::: Dataset records

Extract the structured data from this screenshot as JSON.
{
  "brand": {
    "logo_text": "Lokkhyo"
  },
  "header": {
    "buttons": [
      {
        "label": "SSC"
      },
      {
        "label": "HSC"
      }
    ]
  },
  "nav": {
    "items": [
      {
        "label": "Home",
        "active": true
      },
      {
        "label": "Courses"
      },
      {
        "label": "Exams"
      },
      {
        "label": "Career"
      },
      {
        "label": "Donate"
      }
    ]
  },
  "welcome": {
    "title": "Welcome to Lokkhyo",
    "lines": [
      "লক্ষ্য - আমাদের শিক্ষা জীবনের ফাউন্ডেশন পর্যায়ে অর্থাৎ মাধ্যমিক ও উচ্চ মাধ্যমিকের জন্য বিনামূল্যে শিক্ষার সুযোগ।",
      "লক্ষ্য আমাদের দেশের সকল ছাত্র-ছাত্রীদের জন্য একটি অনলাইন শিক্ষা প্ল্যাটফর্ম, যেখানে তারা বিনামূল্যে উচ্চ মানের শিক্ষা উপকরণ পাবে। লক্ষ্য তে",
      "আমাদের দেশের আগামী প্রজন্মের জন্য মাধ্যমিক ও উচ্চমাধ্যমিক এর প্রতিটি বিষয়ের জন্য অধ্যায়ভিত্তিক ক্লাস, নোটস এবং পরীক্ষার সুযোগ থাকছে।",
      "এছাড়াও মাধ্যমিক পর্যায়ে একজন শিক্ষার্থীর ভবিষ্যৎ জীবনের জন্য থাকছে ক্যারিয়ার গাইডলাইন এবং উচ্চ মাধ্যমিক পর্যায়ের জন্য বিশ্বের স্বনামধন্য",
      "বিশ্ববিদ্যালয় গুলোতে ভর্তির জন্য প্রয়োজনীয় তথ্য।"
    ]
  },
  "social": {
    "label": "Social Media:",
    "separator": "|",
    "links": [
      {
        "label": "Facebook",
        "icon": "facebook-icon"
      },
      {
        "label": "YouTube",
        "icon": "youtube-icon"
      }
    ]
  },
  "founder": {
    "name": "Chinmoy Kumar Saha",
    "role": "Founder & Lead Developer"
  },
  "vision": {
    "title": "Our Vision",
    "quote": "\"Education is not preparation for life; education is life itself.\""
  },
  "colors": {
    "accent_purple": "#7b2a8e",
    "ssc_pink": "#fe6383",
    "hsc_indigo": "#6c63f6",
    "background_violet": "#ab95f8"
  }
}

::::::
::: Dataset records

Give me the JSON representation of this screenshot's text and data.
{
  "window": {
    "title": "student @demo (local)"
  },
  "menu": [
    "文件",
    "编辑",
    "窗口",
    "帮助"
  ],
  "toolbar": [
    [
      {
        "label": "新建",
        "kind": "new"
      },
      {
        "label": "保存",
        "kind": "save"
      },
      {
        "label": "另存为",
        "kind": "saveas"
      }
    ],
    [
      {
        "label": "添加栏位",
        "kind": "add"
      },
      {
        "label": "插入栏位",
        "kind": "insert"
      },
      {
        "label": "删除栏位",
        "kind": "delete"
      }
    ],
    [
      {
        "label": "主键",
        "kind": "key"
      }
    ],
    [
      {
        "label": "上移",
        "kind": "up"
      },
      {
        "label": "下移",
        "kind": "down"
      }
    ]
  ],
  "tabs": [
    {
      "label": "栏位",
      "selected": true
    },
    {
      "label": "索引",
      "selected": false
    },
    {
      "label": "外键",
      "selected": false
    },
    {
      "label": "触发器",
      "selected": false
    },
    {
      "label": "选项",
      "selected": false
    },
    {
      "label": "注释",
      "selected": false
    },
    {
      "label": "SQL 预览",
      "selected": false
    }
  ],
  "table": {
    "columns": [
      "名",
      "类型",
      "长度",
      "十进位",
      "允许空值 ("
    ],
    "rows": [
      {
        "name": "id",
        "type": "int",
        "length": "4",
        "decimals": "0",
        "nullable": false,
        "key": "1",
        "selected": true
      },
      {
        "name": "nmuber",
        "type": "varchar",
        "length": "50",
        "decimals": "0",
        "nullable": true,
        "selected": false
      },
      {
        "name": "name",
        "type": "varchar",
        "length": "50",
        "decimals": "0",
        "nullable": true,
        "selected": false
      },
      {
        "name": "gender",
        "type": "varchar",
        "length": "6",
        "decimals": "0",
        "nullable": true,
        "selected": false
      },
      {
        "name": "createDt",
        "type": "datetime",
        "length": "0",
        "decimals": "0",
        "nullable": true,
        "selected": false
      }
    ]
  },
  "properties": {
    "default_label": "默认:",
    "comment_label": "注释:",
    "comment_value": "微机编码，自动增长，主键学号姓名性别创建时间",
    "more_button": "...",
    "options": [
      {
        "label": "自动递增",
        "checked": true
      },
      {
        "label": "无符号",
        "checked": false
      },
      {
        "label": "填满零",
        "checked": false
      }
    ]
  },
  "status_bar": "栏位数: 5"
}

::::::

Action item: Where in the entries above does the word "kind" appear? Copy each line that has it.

Answer below:
        "kind": "new"
        "kind": "save"
        "kind": "saveas"
        "kind": "add"
        "kind": "insert"
        "kind": "delete"
        "kind": "key"
        "kind": "up"
        "kind": "down"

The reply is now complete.